However, DH had always been a Yankees fan, and when they started to do well again in the mid-1990's, we started watching the games faithfully, and I got to know a whole new team of Yankees.
In 1996 I'll never forget the tension in the 5th game of the World Series, when pitcher Andy Pettitte pitched the game of his young life, and was taken out in the 8th inning with the score still 1-0, Yankees vs. the Braves. Pettitte was sitting in the dugout with a towel over his head, afraid to watch, while John Wetteland closed out the game, preserving the win.
The second time I was in Yankees Stadium was with DH during that era, when we watched them lose a game (I am now forgetting who it was against) but did get to see some of our heroes in person, including Paul O'Neill, who was playing far beneath us in his usual outfield position. From where we were sitting, he looked like an ant.
I attended another game as part of a corporate outing a couple of years ago (our boss took our whole group there on a sunny summer afternoon), and as I recall they lost that time too.
This summer DH and I made sure to go to one last game at Yankee Stadium. We chose August 27, when they played the Red Sox - quite appropriate, since they played the Red Sox on that first opening day in April 1923. We saw Derek Jeter, Mariano Rivera (who didn't pitch but was in the bullpen at one point) and all the rest of the current team. It was a night game, and yes - they lost again, 11-3. I guess I'm just a jinx.
The last game in Yankee Stadium is still being played as I write this. They are playing the Baltimore Orioles, another old American League team. (I'm glad they're not playing one of those newfangled teams like the Diamondbacks or the Tampa Bay Devil Rays.) The score is tied, 3 to 3, and Andy Pettitte is pitching. Somehow that seems appropriate.
In between plays the announcers are chatting with Whitey Ford and Yogi Berra, who are in the broadcasting booth. And they're showing films of great moments in Yankee Stadium during breaks. There is truly the sense of history being made.

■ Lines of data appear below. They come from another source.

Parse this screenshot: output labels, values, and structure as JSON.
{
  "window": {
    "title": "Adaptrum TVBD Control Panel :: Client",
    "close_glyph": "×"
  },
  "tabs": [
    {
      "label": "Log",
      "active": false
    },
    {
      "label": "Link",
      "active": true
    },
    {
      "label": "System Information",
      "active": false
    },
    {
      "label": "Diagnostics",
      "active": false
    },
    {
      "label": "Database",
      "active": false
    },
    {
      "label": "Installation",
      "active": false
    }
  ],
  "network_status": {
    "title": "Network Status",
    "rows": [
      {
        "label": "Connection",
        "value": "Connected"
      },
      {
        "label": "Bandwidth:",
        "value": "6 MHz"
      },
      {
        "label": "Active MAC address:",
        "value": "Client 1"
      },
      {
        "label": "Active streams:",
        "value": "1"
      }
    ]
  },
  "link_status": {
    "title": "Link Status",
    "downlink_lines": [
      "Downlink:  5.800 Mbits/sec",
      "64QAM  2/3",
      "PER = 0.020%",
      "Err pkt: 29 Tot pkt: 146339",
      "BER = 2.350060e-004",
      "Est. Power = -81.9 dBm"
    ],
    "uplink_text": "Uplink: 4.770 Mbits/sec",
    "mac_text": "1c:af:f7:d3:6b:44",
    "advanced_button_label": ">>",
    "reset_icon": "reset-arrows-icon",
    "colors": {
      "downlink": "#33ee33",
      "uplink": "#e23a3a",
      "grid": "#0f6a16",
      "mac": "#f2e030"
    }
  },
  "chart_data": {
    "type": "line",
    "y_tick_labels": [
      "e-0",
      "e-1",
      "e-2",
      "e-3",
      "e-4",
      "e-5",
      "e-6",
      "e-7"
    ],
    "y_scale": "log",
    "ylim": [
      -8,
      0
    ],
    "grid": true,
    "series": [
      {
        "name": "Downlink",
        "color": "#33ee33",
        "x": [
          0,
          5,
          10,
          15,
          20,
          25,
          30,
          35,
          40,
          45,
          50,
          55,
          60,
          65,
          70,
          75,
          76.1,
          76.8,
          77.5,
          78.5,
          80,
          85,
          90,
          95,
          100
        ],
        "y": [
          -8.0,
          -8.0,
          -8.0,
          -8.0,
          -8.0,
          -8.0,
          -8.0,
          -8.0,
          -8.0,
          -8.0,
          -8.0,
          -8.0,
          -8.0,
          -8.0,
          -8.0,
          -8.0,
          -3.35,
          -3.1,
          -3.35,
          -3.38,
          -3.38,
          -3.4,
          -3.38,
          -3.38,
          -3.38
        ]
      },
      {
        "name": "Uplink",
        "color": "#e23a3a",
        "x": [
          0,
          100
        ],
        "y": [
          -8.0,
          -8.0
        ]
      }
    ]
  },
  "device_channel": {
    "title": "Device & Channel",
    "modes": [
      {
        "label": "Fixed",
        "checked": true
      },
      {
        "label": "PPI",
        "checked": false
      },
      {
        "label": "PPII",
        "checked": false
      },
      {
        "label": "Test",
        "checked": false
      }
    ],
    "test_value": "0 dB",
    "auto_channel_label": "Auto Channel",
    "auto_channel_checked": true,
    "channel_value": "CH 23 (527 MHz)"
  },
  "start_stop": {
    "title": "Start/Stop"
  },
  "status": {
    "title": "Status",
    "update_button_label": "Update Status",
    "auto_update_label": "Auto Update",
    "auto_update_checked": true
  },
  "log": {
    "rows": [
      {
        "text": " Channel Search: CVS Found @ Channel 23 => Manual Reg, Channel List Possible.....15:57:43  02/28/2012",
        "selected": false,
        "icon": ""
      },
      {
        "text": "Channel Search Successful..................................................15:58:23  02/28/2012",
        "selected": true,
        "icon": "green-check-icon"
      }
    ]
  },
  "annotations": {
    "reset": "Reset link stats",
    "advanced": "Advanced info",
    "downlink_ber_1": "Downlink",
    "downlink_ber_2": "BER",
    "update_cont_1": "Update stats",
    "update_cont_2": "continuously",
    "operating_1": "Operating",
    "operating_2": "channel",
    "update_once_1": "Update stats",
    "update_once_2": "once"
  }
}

Next year the Yankees will still be playing in the Bronx. It's not that far from the old Yankee Stadium to the new one rising next door.
But will the ghosts travel that far? Only time will tell.